Your goal:
Within the records below, how many lines hold the word "icon"? Only the number should be returned.

---+---

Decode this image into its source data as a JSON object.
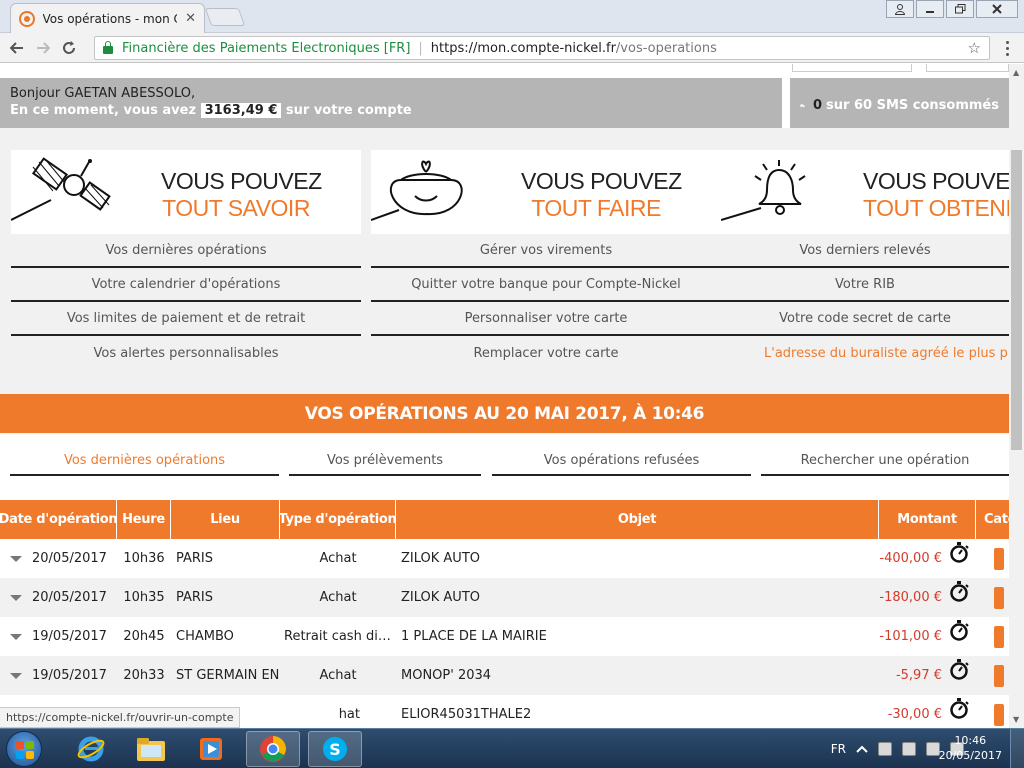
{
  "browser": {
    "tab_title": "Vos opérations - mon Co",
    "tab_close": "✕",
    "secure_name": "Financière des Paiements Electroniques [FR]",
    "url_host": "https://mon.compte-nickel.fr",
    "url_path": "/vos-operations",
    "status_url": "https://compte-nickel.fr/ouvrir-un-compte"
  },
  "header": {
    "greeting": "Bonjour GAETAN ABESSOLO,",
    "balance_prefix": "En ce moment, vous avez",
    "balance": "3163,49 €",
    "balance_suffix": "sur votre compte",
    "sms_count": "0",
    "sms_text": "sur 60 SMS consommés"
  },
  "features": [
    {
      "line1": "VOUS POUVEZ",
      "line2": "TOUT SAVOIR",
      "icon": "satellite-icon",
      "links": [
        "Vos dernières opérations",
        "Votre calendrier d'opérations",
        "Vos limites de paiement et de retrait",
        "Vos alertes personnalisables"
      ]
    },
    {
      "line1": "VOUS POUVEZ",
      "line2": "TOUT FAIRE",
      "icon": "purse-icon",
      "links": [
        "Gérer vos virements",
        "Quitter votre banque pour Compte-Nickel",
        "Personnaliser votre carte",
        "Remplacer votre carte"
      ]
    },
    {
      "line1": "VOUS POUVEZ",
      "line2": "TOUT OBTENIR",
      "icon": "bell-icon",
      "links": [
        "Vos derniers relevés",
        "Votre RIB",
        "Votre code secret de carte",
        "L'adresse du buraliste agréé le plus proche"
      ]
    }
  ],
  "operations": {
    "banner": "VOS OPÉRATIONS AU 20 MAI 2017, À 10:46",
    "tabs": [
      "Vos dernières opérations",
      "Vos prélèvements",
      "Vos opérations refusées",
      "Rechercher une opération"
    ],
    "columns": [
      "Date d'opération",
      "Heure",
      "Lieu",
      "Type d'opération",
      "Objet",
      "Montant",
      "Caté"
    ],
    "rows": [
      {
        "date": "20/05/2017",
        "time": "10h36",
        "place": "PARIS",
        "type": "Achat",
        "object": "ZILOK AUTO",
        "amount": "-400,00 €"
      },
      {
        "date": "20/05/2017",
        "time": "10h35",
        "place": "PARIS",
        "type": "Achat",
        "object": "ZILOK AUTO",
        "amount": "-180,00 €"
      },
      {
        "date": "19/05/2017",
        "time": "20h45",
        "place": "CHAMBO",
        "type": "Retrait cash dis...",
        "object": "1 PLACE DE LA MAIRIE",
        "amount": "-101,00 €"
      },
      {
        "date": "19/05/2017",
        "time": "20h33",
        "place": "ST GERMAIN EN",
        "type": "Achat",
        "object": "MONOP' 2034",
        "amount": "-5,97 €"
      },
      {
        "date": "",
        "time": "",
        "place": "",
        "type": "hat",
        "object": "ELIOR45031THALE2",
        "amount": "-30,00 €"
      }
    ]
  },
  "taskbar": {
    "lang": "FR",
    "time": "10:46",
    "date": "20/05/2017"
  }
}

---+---

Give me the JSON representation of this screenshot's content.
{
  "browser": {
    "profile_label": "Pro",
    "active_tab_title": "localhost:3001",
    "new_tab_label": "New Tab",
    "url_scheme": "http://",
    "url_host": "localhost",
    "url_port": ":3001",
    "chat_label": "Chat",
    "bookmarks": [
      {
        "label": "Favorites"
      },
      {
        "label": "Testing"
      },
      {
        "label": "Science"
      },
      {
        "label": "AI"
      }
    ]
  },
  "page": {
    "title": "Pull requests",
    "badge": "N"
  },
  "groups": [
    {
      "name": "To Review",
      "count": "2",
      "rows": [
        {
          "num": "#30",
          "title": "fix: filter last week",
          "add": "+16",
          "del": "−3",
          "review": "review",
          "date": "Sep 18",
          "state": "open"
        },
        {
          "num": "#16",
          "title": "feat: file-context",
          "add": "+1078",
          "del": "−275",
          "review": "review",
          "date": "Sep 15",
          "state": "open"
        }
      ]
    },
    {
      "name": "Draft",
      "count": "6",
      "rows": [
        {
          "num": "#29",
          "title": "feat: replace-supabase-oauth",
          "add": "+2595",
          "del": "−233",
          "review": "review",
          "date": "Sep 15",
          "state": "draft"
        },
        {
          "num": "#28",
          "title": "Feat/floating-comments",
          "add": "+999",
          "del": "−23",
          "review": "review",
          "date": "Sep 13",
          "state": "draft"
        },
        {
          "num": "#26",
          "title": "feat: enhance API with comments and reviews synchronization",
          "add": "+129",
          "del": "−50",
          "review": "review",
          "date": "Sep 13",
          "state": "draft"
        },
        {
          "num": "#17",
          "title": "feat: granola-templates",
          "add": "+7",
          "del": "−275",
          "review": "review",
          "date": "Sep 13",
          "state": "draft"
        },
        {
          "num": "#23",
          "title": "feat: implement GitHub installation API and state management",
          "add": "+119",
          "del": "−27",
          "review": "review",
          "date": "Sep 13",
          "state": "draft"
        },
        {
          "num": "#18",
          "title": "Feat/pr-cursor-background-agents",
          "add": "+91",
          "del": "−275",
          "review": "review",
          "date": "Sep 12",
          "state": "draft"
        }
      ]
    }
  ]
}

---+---

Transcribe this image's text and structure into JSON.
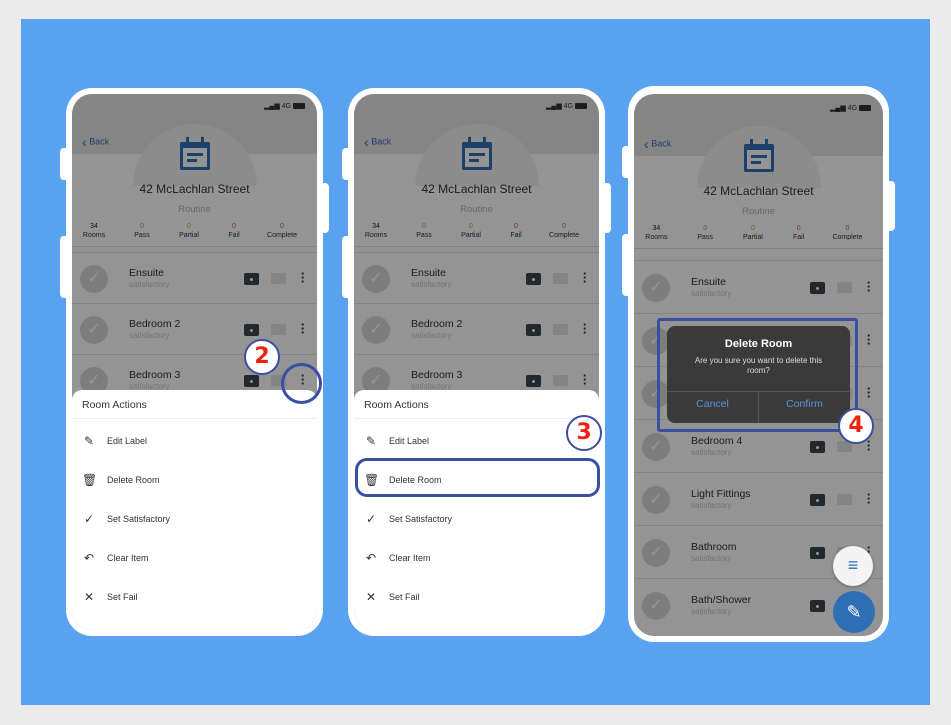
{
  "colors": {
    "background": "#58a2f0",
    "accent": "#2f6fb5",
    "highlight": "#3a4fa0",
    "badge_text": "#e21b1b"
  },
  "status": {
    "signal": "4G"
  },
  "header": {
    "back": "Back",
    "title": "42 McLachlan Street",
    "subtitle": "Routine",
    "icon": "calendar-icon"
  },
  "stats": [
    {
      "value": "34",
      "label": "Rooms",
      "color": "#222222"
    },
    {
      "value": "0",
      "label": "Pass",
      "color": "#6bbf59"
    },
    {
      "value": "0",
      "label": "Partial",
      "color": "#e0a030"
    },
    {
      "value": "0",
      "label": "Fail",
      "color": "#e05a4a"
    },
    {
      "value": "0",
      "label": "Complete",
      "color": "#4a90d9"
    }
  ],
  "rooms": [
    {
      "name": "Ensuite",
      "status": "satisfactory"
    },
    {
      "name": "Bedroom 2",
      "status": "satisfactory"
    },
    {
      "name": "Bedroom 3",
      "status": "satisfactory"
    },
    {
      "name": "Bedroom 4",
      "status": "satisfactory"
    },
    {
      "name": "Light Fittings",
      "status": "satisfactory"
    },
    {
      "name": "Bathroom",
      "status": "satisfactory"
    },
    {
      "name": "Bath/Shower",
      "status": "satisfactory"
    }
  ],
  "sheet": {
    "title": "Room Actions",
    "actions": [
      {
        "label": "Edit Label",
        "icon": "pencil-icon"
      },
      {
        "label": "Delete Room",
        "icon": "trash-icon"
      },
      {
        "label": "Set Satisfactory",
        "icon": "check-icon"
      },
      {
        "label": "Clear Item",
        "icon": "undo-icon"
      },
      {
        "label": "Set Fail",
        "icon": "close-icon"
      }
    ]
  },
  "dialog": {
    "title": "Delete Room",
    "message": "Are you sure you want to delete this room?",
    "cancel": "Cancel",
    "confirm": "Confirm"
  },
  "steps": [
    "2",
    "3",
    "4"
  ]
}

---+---

Written reply:
9